|Let the poncy title games, begin!|
For an old game there's a little bit of charm still left in this one. Quartet 2, in which we adopt the Gauntlet model of gaming and having several colour coded players running around the levels but instead we drop it to a 2D platformer, throw in some guns and weapons, some physical powerups and so on.
|As opposed to a chicken, that would be original at least.|
From the off, in Quartet 2, you get to choose from Caucasian guy 1, Caucasian guy 2, Caucasian Girl and Complimentary Black Guy, running by the names of Lee, Joe, Mary and Edgar and their photos looking like some offcut designs from the original Dragonball series of anime. I'm guessing this line up was done for the thinking "White Male most popular demographic so let's have two of those, then throw in some others 'just in case' someone wants to use them". Though having said that, they all do have slightly different weapons and slightly different weapons during upgrades.
|Lots of enemies, lots of action and fairly smoothe too!|
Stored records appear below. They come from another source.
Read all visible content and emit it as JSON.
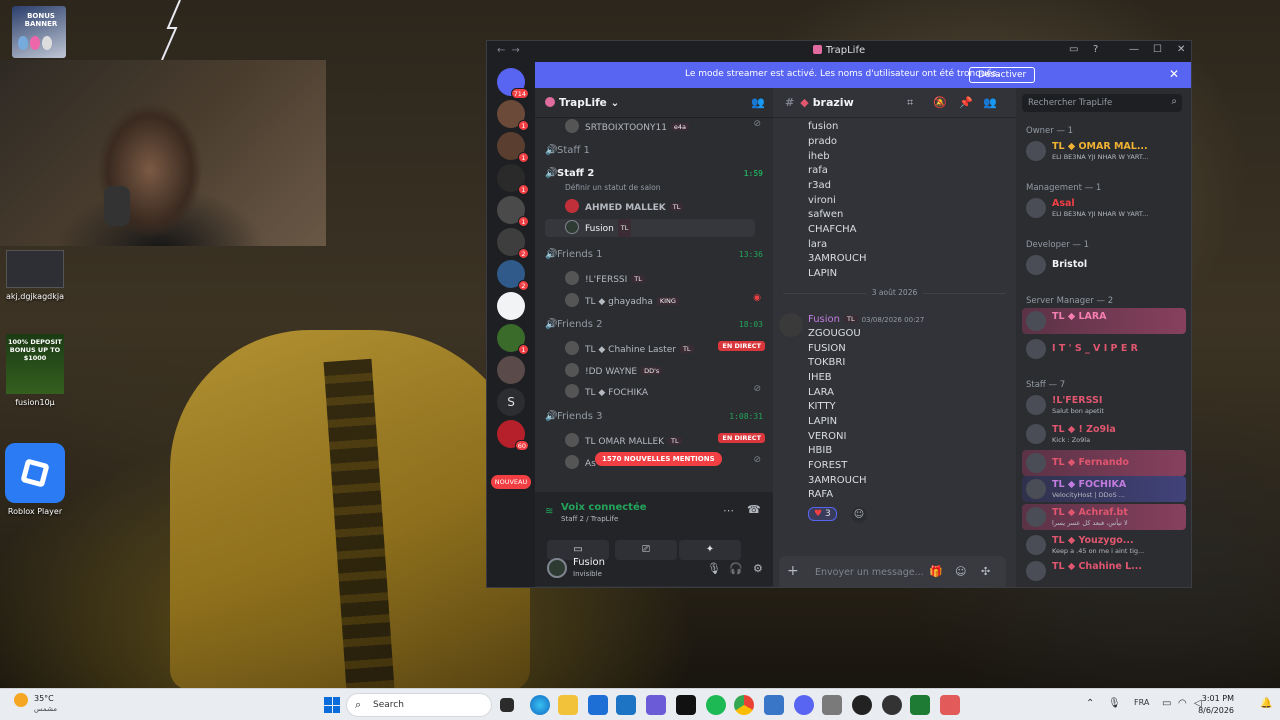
{
  "window": {
    "title": "TrapLife"
  },
  "banner": {
    "text": "Le mode streamer est activé. Les noms d'utilisateur ont été tronqués.",
    "button": "Désactiver"
  },
  "desktop_icons": [
    {
      "label": "BONUS BANNER"
    },
    {
      "label": "akj,dgjkagdkja"
    },
    {
      "label": "fusion10μ",
      "promo": "100% DEPOSIT BONUS UP TO $1000"
    },
    {
      "label": "Roblox Player"
    }
  ],
  "servers": {
    "top_badge": "714",
    "badges": [
      "1",
      "1",
      "1",
      "1",
      "1",
      "2",
      "2",
      "",
      "1",
      "",
      "",
      "60",
      "41"
    ],
    "text_server": "S",
    "nouveau": "NOUVEAU"
  },
  "server_name": "TrapLife",
  "channels": {
    "top_user": "SRTBOIXTOONY11",
    "top_user_tag": "e4a",
    "staff1": "Staff 1",
    "staff2": "Staff 2",
    "staff2_time": "1:59",
    "staff2_status": "Définir un statut de salon",
    "staff2_users": [
      {
        "name": "AHMED MALLEK",
        "tag": "TL"
      },
      {
        "name": "Fusion",
        "tag": "TL"
      }
    ],
    "friends1": "Friends 1",
    "friends1_time": "13:36",
    "friends1_users": [
      {
        "name": "!L'FERSSI",
        "tag": "TL"
      },
      {
        "name": "TL ◆ ghayadha",
        "tag": "KING"
      }
    ],
    "friends2": "Friends 2",
    "friends2_time": "18:03",
    "friends2_users": [
      {
        "name": "TL ◆ Chahine Laster",
        "tag": "TL",
        "live": "EN DIRECT"
      },
      {
        "name": "!DD WAYNE",
        "tag": "DD's"
      },
      {
        "name": "TL ◆ FOCHIKA",
        "tag": ""
      }
    ],
    "friends3": "Friends 3",
    "friends3_time": "1:08:31",
    "friends3_users": [
      {
        "name": "TL OMAR MALLEK",
        "tag": "TL",
        "live": "EN DIRECT"
      },
      {
        "name": "As",
        "tag": ""
      }
    ],
    "mentions": "1570 NOUVELLES MENTIONS"
  },
  "voice": {
    "status": "Voix connectée",
    "location": "Staff 2 / TrapLife"
  },
  "user": {
    "name": "Fusion",
    "status": "Invisible"
  },
  "chat": {
    "channel": "braziw",
    "first_lines": [
      "fusion",
      "prado",
      "iheb",
      "rafa",
      "r3ad",
      "vironi",
      "safwen",
      "CHAFCHA",
      "lara",
      "3AMROUCH",
      "LAPIN"
    ],
    "date": "3 août 2026",
    "author": "Fusion",
    "author_tag": "TL",
    "timestamp": "03/08/2026 00:27",
    "message_lines": [
      "ZGOUGOU",
      "FUSION",
      "TOKBRI",
      "IHEB",
      "LARA",
      "KITTY",
      "LAPIN",
      "VERONI",
      "HBIB",
      "FOREST",
      "3AMROUCH",
      "RAFA"
    ],
    "reaction_count": "3",
    "placeholder": "Envoyer un message..."
  },
  "members": {
    "search_placeholder": "Rechercher TrapLife",
    "groups": [
      {
        "role": "Owner — 1",
        "list": [
          {
            "name": "TL ◆ OMAR MAL...",
            "tag": "TL",
            "sub": "ELI BE3NA YJI NHAR W YART...",
            "color": "#f0b232"
          }
        ]
      },
      {
        "role": "Management — 1",
        "list": [
          {
            "name": "Asal",
            "tag": "TL",
            "sub": "ELI BE3NA YJI NHAR W YART...",
            "color": "#f23f43"
          }
        ]
      },
      {
        "role": "Developer — 1",
        "list": [
          {
            "name": "Bristol",
            "tag": "1",
            "sub": "",
            "color": "#f2f3f5"
          }
        ]
      },
      {
        "role": "Server Manager — 2",
        "list": [
          {
            "name": "TL ◆ LARA",
            "tag": "TL",
            "sub": "",
            "color": "#f47fb0"
          },
          {
            "name": "I T ' S _ V I P E R",
            "tag": "TL",
            "sub": "",
            "color": "#e0566f"
          }
        ]
      },
      {
        "role": "Staff — 7",
        "list": [
          {
            "name": "!L'FERSSI",
            "tag": "TL",
            "sub": "Salut bon apetit",
            "color": "#e0566f"
          },
          {
            "name": "TL ◆ ! Zo9la",
            "tag": "TL",
            "sub": "Kick : Zo9la",
            "color": "#e0566f"
          },
          {
            "name": "TL ◆ Fernando",
            "tag": "",
            "sub": "",
            "color": "#e0566f"
          },
          {
            "name": "TL ◆ FOCHIKA",
            "tag": "",
            "sub": "VelocityHost | DDoS ...",
            "color": "#c27cde"
          },
          {
            "name": "TL ◆ Achraf.bt",
            "tag": "TL",
            "sub": "لا تيأس، فبعد كل عسر يسرا",
            "color": "#e0566f"
          },
          {
            "name": "TL ◆ Youzygo...",
            "tag": "e4a",
            "sub": "Keep a .45 on me i aint tig...",
            "color": "#e0566f"
          },
          {
            "name": "TL ◆ Chahine L...",
            "tag": "TL",
            "sub": "",
            "color": "#e0566f"
          }
        ]
      }
    ]
  },
  "taskbar": {
    "temp": "35°C",
    "weather_desc": "مشمس",
    "search": "Search",
    "lang": "FRA",
    "time": "3:01 PM",
    "date": "8/6/2026"
  }
}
The premise is simple enough in Quartet 2, start the level, travel to the end and kill the boss that holds the key, then leave via the door. On the way you may find various power ups in the guise of jetpacks, higher jumping, more points, weapon upgrades and such. Also found within the levels are bouncing orbs that can be shot to cycle through colours, giving rise to the possibility of gaining weapon upgrades if you collect it with your characters main colour being selected, or just more points. However, upgrading your weapon too many times resets it back to the first point, which may or may not be a boon or hindrance depending upon your character, but gives you an incentive to hunt for more orbs.
|Special weapons for each person, but who really cares?|
However, you also have a limit on health and while the game plays, your health drops steadily. Getting hit, shot, or just collided with by the enemies will plummet your health to dangerously low levels and dropping to zero is the end game situation for your character unless you want to pump in another credit and keep playing.
|Joe will win the day, with his stupid quiff|
Given the time and technology available, Quartet 2 is proudly holding the "Cartoony" appearance because it really can't be doing anything else with such limited capacity. However you can expect the rooms and levels to be flooded with enemies from time to time with no slow-down happening in the game. Monsters, as cartoony as one can make them, spawn periodically and endlessly from key spawn doorways and trapdoors to hamper our characters progress while the boss will take multiple hits before going down, increasing in speed and threat until that point.
|Mary in red, dancing with me... Cheek to cheek...|
The sounds within Quartet 2 are quite chirpy and cheerful for the music, tripping along to an almost easy-going set of musical scores while the blippy noises and beepy squeakies give the game a certain charm that improves to the overall experience in that this is rather innocent little game before the times of blood, guts, gore and games taking that "dark" and "edgy" approach, it's cute and cheerful and for all intents and purposes could be a game show of the future.
|It looks complicated, most of it can be ignored and just gun it for the key.|
Overall, Quartet isn't a bad game but it's not a great game. There's too many times that you'll find your character dropping all of their items after colliding with an enemy (including the door key) and having to backtrack to get them and then dropping it again when you arrive back to the same enemy now that it has respawned and sits awaiting to fuck up your day the same way it already has done so. Give it a try however if you see it around, the responsive controls may let you feel for the days when playable games were all that a game really needed to be without relying on gimmicks and sexualisation.